**TASK DESCRIPTION**
Answer with one number: the count of lines in this material that hold the word "from".

**EXERCISE DATA**
● ● ● ● ● ● ●
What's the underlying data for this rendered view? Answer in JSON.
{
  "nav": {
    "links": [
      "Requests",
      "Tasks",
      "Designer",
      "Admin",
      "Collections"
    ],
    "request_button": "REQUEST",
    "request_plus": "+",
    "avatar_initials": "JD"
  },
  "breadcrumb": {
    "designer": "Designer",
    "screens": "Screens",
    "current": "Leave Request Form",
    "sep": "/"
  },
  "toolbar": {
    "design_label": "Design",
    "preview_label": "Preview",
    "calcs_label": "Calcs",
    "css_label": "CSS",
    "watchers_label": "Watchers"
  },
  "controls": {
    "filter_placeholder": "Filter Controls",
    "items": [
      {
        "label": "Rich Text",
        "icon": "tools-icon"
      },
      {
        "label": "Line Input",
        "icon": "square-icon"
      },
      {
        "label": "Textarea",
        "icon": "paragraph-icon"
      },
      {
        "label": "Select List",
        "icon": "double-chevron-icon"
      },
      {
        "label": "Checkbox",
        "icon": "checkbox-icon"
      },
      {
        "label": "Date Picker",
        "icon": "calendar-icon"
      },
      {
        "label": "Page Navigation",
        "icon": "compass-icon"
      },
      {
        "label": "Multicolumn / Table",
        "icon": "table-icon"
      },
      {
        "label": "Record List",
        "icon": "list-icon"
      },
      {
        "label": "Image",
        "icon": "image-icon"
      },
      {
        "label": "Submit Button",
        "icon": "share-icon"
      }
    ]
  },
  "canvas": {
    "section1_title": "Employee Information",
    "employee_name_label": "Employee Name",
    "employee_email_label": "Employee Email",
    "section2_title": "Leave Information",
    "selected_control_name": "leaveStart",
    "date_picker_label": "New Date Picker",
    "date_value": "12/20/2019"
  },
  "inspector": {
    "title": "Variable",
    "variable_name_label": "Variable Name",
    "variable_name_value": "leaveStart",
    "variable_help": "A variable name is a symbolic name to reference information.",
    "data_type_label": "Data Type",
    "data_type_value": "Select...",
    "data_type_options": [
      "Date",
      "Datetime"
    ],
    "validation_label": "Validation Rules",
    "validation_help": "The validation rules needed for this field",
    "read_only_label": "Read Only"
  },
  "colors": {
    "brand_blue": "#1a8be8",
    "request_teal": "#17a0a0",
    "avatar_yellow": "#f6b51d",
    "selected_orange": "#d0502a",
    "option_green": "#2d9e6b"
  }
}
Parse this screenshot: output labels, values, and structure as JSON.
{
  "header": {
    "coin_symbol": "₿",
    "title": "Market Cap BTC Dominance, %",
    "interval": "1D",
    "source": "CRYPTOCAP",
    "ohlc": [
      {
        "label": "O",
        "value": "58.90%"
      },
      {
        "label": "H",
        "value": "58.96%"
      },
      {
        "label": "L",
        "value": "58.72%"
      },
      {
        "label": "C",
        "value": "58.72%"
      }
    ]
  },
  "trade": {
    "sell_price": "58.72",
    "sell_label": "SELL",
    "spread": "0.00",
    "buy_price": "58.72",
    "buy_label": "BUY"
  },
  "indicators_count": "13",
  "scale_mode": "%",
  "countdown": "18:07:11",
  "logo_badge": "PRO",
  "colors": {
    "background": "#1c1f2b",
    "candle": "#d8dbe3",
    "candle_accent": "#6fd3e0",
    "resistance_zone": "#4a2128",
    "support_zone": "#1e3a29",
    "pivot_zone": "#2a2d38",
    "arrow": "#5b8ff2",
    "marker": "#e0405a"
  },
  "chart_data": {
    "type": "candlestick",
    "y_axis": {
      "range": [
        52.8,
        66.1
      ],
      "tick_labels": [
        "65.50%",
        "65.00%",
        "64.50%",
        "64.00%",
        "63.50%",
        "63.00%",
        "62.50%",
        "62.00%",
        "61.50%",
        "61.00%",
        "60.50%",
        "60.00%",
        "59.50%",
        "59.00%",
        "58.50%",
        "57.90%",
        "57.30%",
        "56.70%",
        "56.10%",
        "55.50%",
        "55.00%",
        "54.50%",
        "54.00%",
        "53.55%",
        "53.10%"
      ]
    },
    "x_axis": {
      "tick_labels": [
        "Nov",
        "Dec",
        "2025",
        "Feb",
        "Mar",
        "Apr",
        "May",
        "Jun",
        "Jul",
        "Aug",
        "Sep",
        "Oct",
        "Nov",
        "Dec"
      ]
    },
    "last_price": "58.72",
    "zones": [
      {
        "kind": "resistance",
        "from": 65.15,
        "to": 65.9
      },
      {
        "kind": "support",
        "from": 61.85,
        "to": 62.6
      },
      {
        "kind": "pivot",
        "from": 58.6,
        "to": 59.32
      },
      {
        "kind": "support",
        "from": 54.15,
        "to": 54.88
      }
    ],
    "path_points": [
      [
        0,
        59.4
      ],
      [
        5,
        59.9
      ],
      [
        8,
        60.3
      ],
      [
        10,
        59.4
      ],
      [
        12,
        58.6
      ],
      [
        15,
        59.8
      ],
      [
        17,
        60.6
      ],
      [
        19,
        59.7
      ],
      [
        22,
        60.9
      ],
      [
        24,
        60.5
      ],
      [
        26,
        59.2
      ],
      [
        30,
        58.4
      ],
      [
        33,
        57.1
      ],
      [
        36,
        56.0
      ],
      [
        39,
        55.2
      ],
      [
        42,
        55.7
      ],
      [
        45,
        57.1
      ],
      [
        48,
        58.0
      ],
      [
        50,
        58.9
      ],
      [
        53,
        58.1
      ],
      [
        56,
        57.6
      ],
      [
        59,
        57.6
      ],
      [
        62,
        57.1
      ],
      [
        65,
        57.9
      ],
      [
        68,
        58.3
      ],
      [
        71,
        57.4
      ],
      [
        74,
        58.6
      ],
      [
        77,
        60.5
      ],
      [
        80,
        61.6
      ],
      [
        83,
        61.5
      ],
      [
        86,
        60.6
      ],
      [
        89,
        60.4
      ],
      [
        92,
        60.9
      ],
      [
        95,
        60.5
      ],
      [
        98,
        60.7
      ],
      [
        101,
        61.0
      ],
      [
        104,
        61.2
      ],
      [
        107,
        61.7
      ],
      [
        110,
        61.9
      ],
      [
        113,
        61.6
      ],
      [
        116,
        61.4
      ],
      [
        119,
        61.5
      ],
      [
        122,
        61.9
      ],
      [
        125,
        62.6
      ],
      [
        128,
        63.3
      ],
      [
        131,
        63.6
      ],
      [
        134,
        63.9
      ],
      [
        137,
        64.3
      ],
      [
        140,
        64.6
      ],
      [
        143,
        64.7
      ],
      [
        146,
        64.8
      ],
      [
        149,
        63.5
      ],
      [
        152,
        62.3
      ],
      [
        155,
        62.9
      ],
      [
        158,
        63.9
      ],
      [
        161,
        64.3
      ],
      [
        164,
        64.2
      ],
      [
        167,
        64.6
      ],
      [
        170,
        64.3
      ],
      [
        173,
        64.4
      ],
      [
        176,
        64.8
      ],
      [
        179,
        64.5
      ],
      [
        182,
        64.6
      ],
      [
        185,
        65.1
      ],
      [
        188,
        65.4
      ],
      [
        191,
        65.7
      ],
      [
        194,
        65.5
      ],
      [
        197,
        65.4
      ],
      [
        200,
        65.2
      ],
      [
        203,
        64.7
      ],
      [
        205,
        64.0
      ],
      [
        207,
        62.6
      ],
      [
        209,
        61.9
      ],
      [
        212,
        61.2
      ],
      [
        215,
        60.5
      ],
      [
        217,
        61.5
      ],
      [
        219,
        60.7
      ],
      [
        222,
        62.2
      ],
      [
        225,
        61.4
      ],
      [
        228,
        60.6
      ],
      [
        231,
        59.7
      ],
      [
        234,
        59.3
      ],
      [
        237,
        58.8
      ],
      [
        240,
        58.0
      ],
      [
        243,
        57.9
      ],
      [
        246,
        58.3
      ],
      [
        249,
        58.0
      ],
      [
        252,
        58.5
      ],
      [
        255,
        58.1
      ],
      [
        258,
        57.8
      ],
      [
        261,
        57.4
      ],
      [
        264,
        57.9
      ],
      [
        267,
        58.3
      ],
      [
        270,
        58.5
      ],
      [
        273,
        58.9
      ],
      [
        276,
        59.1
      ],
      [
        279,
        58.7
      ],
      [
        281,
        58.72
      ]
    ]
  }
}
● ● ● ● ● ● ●
**RESULT FOR THIS EXERCISE**
4